- Add the CMake bin directory to the PATH.
- (Optional, see Requirements above) Set EIGEN2_INCLUDE_DIR to the location of the top level Eigen directory (if installed).
- (Optional, required for GUI) Set WXWIN to the top level directory of wxWidgets (if installed).
Install the Microsoft Visual C++ 2008 (or newer) compiler.
We use the Visual C++ 2008 (9.0) Express Edition (available for free). If you use MSVC++ 2010, open windows-vc2008/default_build.bat in a text editor and change the Visual Studio 9 2008 to Visual Studio 10.
CMake caches some variables from run-to-run. How can I wipe the cache to start from scratch?
Delete CMakeCache.txt in the build directory. This is also a very useful file to look into if you have any problems.
How do I specify the location of the XML libraries?
CMake should find these automatically if they are installed system-wide. If you need to specify them, try using the -DLIBXML2_LIBRARIES=wherever option with CMake to specify the location of the DLL or SO file, and -DLIBXML2_INCLUDE_DIR=wherever to specify the location of the header files.
How do I specify the location of the ZLIB libraries?
CMake should find these automatically if they are installed system-wide. If you need to specify them, try using the -DZLIB_LIBRARY=wherever option with CMake to specify the location of the DLL or SO file, and -DZLIB_INCLUDE_DIR=wherever to specify the location of the header files.
What environment variables affect how Open Babel finds formats, plugins and libraries?
How do I control whether the tests are built?
The CMake option -DENABLE_TESTS=ON or OFF will look after this. To actually run the tests, use make tests.
How do I do a debug build?
-DCMAKE_BUILD_TYPE=Debug does a debug build (gcc -g). To revert to a regular build use -DCMAKE_BUILD_TYPE=Release.
How do I see what commands cmake is using to build?
Run Make as follows:
$ VERBOSE=1 make
How do I build one specific target?
Just specify the target when running Make. The following just builds the Python bindings:
$ make _openbabel
To speed things up, you can ask Make to ignore dependencies:
$ make _openbabel/fast
How do I create the SWIG bindings?

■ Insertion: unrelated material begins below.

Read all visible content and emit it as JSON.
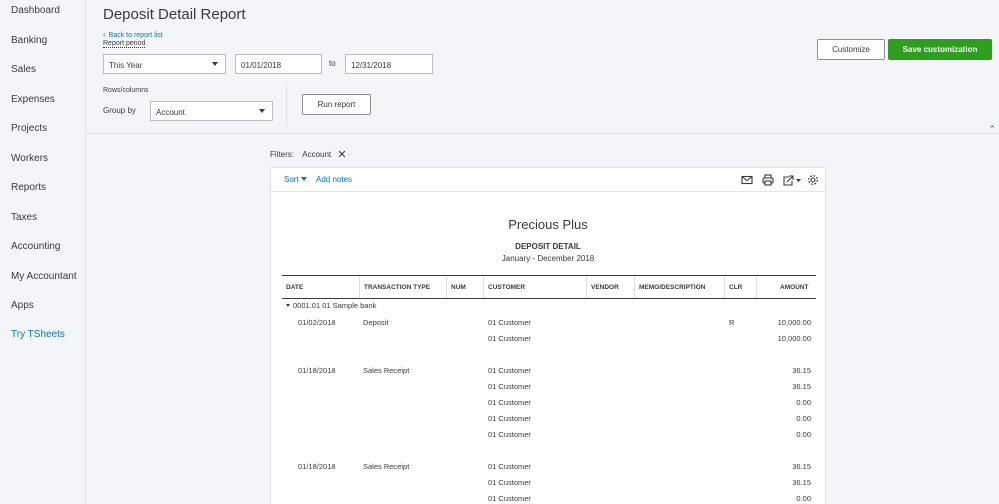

Use the -DRUN_SWIG=ON option with CMake. This requires SWIG 2.0 or newer. If the SWIG executable is not on the PATH, you will need to specify its location with -DSWIG_EXECUTABLE=wherever.
How do I build the Doxygen documentation?
Use the -DBUILD_DOCS=ON option with CMake. If the Doxygen executable is not on the PATH, you will need to specify its location with -DDOXYGEN_EXECUTABLE=wherever.